The registry procedure aims to guarantee the quality and availability of the services. The controlled registration reduces the risk of broken links, becomes fault-tolerant and offers a homogeneous view of the services and documentation on offer, independently of the status of particular servers. The new ontology offers a more intuitive organization of data types and web services with more nodes and less redundancy, since duplicated objects that populate ancient BioMoby ontologies no longer exist. The new advanced search tool based on Magallanes (20) has been integrated into the MOWServ to facilitate the finding data types and services in the ontology using an efficient algorithm based on inexact matches. The BioMoby API has been extended with asynchronism, error handling and mirroring capabilities both to cope with long-CPU services and to drive executions among the different servers that contain mirrored services. Using asynchronism, clients can retrieve status or results of individual jobs without waiting for the entire service invocation to finish thus avoiding frequent time-outs in web connections. Much of the functionality of the MOWServ is also available in a desktop-based application developed by our group called jOrca (22).
Supplementary Data are available at NAR Online.
The National Institute for Bioinformatics, a platform of the Genoma-España Foundation; the European Union co-funded project ‘Advancing Clinico-Genomic Trials on Cancer’ (contract-026996); Red de Investigación de Reacciones Adversas a Alergenos y Fármacos – Redes Tematicas de Investigación Cooperativa Sanitaria (RIFAAF – RETICS RD07/0064/0017); Ministerio de Ciencia e Innovación, proyecto I+D AGL2009-12139-C02-02; Universidad Pablo de Olavide (CABD-CSIC/JA/UPO).
Conflict of interest statement. None declared.

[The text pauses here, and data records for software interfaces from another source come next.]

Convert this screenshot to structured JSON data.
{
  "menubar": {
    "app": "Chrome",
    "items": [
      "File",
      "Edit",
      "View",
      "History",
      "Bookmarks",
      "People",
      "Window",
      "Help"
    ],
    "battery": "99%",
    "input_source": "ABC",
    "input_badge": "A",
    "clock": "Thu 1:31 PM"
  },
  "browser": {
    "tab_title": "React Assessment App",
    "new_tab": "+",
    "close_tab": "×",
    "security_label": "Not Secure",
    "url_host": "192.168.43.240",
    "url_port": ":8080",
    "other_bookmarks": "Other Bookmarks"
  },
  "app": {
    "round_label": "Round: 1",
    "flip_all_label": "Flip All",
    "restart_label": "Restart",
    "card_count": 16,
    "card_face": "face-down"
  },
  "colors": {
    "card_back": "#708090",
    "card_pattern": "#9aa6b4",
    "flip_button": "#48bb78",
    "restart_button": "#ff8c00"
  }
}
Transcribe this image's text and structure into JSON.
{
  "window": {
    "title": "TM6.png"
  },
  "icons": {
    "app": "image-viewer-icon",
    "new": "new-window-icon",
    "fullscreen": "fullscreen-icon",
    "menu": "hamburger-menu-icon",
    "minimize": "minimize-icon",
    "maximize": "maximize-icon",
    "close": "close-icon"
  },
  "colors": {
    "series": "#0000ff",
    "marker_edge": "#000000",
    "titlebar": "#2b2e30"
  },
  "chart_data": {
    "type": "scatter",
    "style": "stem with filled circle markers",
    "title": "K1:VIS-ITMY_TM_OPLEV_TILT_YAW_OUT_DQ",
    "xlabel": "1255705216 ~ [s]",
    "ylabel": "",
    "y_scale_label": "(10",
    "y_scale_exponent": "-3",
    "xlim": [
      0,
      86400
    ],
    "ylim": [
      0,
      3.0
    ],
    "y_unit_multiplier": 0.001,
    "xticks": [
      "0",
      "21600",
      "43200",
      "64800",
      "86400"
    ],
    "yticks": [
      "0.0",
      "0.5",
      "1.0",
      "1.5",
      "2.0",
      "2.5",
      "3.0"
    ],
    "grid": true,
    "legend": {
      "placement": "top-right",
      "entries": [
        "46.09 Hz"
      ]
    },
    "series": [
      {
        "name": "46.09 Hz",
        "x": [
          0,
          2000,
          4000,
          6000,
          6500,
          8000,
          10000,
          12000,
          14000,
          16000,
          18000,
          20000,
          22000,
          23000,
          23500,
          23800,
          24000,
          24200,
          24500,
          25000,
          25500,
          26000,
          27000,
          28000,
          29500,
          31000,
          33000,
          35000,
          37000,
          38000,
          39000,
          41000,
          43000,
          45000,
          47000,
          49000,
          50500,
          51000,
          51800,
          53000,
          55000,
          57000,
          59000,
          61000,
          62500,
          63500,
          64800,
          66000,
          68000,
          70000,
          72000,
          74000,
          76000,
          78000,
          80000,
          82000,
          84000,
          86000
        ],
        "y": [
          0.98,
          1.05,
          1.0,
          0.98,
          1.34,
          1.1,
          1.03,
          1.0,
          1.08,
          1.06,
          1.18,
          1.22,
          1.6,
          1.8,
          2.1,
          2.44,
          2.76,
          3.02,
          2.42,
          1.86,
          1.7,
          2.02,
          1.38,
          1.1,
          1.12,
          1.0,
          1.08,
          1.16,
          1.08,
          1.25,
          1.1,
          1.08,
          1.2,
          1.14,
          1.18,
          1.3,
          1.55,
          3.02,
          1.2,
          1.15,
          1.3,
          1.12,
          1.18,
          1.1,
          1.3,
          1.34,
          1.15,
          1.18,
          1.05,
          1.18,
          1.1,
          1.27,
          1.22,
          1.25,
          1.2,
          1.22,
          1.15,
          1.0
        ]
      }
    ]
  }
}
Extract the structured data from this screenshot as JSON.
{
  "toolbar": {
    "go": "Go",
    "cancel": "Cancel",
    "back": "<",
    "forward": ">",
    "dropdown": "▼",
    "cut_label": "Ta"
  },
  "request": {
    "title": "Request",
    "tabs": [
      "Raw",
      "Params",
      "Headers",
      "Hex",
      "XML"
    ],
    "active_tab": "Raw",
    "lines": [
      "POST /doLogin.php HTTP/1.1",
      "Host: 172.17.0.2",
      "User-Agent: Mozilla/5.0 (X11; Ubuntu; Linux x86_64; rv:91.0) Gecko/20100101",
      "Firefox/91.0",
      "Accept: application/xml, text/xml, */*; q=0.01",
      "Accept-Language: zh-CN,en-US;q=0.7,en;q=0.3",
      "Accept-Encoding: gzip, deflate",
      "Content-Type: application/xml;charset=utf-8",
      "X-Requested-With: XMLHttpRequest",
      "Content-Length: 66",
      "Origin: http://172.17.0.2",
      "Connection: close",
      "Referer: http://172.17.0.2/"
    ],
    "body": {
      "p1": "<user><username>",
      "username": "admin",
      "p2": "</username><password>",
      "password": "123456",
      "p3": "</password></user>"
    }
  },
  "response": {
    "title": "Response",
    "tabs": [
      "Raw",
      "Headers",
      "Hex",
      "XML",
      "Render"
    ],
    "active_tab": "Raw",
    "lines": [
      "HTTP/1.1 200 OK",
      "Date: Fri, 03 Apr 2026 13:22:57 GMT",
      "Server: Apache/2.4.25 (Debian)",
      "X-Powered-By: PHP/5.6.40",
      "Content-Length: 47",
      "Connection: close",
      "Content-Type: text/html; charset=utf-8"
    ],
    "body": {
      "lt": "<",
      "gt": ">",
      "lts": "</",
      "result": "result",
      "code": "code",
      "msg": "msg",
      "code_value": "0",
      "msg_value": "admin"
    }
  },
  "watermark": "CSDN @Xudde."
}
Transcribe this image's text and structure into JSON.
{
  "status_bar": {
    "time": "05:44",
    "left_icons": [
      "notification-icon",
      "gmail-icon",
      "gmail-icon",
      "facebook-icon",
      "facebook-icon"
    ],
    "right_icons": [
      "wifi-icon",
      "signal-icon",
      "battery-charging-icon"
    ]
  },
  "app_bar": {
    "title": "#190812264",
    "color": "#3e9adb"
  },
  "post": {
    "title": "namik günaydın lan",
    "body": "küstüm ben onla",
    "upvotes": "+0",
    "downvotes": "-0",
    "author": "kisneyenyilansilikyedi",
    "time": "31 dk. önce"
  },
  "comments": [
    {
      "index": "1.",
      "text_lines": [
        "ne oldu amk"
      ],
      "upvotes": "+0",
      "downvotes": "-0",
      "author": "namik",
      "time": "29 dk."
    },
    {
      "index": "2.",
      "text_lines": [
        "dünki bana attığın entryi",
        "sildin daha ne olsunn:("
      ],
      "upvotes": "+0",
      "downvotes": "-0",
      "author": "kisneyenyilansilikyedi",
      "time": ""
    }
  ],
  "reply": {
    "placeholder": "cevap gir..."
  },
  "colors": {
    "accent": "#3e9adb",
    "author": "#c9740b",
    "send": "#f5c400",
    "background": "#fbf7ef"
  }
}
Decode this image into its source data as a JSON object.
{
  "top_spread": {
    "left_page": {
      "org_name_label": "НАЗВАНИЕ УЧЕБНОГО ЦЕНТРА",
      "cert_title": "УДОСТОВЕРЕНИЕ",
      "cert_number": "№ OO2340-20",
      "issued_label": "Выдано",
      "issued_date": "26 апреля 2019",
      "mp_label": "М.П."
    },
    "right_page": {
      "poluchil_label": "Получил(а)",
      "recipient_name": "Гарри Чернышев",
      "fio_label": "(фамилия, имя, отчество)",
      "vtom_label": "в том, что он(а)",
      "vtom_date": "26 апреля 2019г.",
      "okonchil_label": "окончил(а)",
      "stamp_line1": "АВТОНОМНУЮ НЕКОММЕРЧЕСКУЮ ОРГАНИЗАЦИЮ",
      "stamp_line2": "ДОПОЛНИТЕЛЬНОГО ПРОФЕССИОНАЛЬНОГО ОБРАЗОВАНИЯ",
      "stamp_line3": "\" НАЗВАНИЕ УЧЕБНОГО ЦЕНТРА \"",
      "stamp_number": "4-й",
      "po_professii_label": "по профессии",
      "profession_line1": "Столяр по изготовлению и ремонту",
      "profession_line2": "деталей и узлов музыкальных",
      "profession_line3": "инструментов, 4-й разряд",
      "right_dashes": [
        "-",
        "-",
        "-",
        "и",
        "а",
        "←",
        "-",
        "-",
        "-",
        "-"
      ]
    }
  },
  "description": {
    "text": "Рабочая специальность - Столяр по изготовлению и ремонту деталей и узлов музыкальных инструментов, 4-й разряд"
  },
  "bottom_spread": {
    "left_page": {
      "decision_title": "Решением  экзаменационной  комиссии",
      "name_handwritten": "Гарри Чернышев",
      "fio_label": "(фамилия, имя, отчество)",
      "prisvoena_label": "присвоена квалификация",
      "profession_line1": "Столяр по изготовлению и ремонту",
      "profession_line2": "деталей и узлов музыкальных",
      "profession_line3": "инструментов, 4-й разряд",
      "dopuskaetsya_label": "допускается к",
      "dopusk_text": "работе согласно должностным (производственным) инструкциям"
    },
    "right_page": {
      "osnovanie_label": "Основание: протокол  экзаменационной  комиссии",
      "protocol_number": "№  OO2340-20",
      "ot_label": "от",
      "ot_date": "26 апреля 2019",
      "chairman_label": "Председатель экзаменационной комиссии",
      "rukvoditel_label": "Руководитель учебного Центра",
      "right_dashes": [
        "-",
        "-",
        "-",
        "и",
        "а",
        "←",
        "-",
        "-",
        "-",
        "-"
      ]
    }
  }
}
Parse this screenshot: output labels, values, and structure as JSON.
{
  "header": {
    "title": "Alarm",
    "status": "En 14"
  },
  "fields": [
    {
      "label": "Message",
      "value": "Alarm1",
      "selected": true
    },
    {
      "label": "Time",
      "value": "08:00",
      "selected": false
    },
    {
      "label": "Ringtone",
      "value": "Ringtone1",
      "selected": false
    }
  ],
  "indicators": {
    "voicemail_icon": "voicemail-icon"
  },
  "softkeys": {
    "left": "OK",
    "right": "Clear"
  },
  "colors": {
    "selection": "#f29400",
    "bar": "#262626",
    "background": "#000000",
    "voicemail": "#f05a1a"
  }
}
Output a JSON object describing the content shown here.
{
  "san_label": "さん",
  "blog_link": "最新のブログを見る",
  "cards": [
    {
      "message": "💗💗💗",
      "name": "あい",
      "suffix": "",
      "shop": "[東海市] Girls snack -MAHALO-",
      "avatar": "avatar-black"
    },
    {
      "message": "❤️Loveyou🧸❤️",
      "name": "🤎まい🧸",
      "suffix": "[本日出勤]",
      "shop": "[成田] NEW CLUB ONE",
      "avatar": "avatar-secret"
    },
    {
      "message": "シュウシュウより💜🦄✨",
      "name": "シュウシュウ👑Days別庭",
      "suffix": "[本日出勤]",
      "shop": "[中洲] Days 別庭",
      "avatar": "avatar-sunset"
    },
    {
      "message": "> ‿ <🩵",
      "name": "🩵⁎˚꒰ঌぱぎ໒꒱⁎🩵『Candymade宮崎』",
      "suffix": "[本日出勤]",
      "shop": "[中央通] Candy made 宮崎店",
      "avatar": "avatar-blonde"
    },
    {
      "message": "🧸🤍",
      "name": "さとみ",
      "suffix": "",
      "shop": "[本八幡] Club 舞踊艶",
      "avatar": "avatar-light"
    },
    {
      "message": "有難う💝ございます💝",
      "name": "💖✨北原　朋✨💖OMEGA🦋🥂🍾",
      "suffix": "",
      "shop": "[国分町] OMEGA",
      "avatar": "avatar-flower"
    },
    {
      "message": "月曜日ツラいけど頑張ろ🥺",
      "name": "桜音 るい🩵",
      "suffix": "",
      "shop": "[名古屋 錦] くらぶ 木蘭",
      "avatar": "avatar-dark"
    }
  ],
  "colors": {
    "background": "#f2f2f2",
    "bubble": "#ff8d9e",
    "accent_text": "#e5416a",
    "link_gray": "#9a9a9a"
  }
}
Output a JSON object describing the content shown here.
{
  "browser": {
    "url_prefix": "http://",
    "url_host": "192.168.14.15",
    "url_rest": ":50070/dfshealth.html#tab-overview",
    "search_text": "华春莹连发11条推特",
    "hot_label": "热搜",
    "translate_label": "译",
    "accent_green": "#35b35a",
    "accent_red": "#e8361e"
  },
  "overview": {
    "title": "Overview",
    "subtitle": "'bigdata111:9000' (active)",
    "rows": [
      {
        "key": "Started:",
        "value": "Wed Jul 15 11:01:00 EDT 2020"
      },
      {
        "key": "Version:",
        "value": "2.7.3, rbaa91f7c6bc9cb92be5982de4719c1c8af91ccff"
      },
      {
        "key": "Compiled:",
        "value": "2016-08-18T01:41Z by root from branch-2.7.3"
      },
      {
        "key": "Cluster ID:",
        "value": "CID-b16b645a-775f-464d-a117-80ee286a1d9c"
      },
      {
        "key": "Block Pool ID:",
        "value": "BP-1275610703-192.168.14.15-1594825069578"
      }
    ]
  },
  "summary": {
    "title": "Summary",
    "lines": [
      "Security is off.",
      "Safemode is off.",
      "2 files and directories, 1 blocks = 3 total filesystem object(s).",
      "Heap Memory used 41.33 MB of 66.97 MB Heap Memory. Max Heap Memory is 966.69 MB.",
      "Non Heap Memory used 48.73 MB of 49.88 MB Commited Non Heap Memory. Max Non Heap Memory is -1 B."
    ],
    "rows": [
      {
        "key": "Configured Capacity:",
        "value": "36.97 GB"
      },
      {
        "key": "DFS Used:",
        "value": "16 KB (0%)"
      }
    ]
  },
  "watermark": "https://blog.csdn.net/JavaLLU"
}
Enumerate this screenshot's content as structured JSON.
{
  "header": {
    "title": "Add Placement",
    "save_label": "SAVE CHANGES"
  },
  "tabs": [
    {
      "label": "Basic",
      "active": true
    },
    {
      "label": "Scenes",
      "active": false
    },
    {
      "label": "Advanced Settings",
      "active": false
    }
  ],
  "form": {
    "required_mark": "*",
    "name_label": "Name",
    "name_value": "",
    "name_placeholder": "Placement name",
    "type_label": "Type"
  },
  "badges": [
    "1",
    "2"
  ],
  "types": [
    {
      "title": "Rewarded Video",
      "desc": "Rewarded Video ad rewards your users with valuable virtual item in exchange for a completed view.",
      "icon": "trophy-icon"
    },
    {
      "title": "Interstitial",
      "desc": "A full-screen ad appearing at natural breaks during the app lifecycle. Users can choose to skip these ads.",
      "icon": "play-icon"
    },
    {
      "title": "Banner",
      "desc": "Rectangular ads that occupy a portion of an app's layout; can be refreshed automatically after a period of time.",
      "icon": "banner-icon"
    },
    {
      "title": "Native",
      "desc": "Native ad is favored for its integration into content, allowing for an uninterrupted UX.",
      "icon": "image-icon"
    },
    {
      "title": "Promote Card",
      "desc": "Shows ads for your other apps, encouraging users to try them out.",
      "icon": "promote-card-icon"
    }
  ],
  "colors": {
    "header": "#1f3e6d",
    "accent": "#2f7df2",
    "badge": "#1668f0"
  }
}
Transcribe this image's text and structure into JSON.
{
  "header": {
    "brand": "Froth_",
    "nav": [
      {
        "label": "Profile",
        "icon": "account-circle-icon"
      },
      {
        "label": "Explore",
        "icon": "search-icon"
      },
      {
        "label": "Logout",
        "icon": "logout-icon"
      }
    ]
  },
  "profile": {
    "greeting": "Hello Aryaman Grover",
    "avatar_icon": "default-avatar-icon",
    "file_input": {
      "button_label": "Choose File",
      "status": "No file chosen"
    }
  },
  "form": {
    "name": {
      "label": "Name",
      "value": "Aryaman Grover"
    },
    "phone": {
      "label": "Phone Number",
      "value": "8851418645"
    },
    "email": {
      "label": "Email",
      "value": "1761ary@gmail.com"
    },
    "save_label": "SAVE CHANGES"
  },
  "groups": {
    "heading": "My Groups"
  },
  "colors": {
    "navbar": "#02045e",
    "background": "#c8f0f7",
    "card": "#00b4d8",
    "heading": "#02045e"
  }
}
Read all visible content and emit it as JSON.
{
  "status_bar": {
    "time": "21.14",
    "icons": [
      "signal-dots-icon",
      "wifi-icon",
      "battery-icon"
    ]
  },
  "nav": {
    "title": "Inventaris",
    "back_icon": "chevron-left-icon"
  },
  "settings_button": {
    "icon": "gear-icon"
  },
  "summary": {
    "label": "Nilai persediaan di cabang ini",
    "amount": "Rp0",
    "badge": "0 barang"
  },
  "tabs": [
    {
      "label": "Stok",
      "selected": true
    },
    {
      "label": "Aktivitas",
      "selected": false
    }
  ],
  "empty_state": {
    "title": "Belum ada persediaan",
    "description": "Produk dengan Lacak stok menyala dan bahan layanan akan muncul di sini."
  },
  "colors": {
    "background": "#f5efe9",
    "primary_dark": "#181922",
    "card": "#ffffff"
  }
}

The authors would like to thank all the other nodes in the INB infrastructure for their close involvement in the development of the services and integration procedures.